For once we did everything right. We couldn't have taken the sails down at a better time. The wind picked up a lot overnight and with the gusts we are experiencing today, the genoa would still be in place. Bravo!
Tomorrow is March 1st. Exactly a year ago we were in Bonaire and saw a cruise ship mooring at the pier every day, and on some days two. Of course there was this Chinese virus somewhere on the other side of the planet, but it had no effect on life. In the morning the crusaders stormed the island en masse, in the evening they disappeared again and we had our rest at our buoy - until the next morning.
Traveling was so easy. And cheap. We chose the island we wanted, when we cleared out we got the documents for the destination and then we set off. The entry into the destination country was uncomplicated, I just had to do the more or less long marathon through the various authorities. That was done in a period of between five minutes (Martinique) up to two hours (St. Lucia). In St. Lucia it took so long because the different authorities took their lunch break at different times.
The visits to the authorities cost more or less a lot of money, but it was cheap compared to the costs that travelers have to face today.
Now travel is complicated. And expensive. Those who want to travel these days have to prepare the bureaucratic part almost better than the sailing part. In any case, you should have additional supplies on board for two weeks in case a two-week quarantine is unexpectedly ordered at the destination. We want to move from Aruba to another island. Okay, what alternatives do we have?
Curacao. The shortest possible route. The prerequisite for entry is a negative Covid-19 test that is no more than 72 hours old. You register your trip via a website. You even have to give the estimated time of arrival in advance. The negative test result must be uploaded to a specific website. 125$ are required for each of the tests. Curacao can be reached in approx. 14 engine hours. Sailing is pretty crappy ... because the wind comes directly towards you. Choose a day of the crossing with a light wind. The number of Covid-19 diseases is very low.
Dominican Republic. Registration on various websites is required. They do not require a Covid test. When entering the country, the temperature is measured and that is basically it. Our friends at Chapo paid $ 260 in fees. This includes the service provider for the jungle of authorities. Sailing in the DR is very possible, because the wind always blows from the beautiful half-wind direction. The number of new infections with Covid is relatively high.
Puerto Rico. Is canceled due to a lack of health insurance coverage. This also applies to the US Virgin Islands.
British Virgin Islands. Still closed. The opening has just been postponed to mid-April. We cannot and do not want to rely on that.
Anguilla. When you're signed in, they let you in. There are also websites for registration here. They request a negative Covid-19 test that is no more than five days old. The problem here is that Anguilla is so far east that we have to fight quite a bit to get there. It'll take us more than five days. On arrival there is still a Covid test, followed by 10 days of quarantine and a final Covid test. That's pretty expensive, of course the normal fees come on top of that. After that life is fine because there are no more cases.

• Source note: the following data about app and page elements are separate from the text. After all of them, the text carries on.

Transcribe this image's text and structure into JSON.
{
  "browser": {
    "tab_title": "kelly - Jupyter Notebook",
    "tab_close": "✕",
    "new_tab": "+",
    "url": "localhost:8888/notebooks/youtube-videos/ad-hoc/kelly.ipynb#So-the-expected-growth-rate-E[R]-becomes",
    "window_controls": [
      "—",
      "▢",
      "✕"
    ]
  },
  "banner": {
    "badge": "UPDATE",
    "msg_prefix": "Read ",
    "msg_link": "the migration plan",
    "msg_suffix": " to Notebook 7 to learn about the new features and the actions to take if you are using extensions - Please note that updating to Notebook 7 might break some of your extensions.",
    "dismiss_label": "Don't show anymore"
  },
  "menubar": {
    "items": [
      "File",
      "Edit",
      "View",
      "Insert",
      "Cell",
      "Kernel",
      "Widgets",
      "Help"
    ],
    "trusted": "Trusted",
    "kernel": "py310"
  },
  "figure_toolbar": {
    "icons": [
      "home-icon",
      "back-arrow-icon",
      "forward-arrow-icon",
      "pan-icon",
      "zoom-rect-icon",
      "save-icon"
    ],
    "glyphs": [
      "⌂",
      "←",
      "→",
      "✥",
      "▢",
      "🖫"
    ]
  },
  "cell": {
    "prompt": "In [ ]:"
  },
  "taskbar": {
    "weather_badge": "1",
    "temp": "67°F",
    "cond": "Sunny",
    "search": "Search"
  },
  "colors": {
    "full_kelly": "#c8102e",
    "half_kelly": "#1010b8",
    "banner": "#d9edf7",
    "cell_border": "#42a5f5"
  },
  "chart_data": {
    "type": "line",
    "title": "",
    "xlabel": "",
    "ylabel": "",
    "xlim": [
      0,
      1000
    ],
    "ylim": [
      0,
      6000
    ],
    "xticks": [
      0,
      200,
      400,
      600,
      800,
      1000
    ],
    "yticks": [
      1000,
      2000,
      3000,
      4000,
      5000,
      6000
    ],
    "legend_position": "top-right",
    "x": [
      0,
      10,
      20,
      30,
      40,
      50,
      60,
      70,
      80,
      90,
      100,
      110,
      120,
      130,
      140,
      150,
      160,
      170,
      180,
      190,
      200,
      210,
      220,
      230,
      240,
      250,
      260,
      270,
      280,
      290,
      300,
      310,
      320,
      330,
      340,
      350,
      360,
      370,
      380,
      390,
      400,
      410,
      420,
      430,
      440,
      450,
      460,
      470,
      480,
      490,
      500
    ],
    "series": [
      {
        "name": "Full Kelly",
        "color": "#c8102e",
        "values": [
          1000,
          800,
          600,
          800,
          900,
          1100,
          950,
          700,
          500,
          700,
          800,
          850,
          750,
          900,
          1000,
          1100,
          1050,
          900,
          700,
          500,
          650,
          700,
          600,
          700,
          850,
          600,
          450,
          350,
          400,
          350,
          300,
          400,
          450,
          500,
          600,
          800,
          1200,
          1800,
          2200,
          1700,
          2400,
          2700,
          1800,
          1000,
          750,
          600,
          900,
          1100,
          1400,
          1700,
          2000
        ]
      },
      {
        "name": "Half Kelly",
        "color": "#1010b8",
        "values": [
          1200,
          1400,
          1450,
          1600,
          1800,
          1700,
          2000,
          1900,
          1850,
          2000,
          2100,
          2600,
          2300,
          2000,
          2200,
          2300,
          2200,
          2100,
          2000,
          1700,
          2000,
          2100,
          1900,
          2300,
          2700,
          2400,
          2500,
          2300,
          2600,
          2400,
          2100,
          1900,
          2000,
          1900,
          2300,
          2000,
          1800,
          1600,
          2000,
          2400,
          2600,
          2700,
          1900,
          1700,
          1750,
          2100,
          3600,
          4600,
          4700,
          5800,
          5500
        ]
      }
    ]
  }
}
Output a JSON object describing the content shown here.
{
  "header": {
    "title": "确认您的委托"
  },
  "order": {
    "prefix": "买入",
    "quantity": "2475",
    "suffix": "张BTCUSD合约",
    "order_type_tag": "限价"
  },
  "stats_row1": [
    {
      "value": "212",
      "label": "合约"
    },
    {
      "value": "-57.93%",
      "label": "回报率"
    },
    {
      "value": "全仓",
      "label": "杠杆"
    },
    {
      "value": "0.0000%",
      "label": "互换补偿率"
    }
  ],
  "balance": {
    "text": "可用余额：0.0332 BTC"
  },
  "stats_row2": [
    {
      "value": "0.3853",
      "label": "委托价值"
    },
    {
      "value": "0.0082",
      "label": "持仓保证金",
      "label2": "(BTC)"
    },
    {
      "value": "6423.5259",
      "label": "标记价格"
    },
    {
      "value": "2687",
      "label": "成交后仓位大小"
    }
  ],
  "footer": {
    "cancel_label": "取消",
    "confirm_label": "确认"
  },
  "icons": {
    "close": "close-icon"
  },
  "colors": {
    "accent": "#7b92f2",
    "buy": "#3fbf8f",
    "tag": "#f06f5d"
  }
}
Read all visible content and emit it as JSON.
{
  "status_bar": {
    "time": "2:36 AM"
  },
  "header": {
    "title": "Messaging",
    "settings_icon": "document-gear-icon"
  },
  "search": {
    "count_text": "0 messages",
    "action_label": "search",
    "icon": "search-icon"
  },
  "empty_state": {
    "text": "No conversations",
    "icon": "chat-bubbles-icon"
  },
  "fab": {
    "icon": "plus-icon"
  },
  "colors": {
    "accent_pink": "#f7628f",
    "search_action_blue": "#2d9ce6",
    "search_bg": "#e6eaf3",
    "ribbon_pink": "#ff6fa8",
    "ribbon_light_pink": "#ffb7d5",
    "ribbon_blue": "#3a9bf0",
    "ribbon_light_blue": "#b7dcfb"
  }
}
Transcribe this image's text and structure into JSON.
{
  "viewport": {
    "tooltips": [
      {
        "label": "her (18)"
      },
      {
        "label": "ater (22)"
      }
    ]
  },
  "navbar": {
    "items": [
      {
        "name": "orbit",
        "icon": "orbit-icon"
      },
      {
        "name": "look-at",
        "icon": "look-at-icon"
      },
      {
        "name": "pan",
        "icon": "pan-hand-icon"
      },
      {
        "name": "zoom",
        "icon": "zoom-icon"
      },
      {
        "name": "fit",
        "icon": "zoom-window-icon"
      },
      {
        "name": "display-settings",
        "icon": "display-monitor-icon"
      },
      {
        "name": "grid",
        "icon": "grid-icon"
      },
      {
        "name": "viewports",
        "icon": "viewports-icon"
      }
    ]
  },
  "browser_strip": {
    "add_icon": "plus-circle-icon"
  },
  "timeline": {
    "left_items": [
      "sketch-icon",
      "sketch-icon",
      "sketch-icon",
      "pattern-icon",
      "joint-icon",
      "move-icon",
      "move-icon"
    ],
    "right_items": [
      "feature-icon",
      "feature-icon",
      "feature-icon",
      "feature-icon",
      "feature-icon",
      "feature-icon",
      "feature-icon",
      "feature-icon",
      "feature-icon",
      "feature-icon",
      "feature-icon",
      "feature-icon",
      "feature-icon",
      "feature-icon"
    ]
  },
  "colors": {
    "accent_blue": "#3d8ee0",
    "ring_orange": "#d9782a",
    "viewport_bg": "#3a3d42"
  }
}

There are no guarantees that the rules won't change overnight. Countries can close again because of the fear of the mutations or because of - uh - no idea. They can close, and so do they.
Grenada. The absolute toughest tour. 500 miles straight upwind. 500 miles against a current of up to 2 knots. Much harder than sailing from Cuba to Aruba. But our friends from Milena Bonatti were able to get their Covid-19 vaccination there. That would be quite a motivation for the ride. With an estimated travel time of over 14 days, we would probably no longer have to do quarantine. In Grenada the good AstraZeneca is used.
When our mast is repaired, we'll leave the island. For my soul, I would like a departure date before March 11th. We arrived in Aruba for the first time on March 11, 2020. The borders were closed on March 14th. The airport was shut down at the end of the month. Aruba went into a deep sleep.
Curacao seems uneconomical to me, as the landscape is only slightly different from that of Aruba. The Dominican Republic is a so-called low-hanging fruit that is easy to pick. Will we be happy with that? All the islands in the east are difficult to reach. Should we go straight to France (Guadeloupe)? We can at least stock up there before we head back across the Atlantic to Europe in a few months. I dont know.
Or are we going to take on the effort for Grenada? The chance of a vaccination and possibly fewer visits to the authorities and Covid-19 tests in the future. I would like to use vaccination privileges. I'm still doing research.
There is still no opening perspective in Jamaica. Jamaica would be very easy to get to. According to hearsay, Jamaica will not open its ports again until cruise tourism is back on its feet. The few sailing boats that are sailing in the Caribbean are ignored by the authorities.
We'll likely be back in Europe when the first crusaders hit the Caribbean again. So Jamaica will no longer work this spring. Too bad, but not to change. Traveling used to be so easy, so spontaneous. "Hey, the wind is looking good for the next few days, let's go." Quickly to the authorities and then be free. You could change your destination along the way. The stop on Bonaire was spontaneous, we had papers for Aruba with us. I get nostalgic feelings, even though my career as a long-distance driver has been rather short so far.
I'm looking forward to a few days of sailing, even if they are exhausting. Sailing days are good for the mind.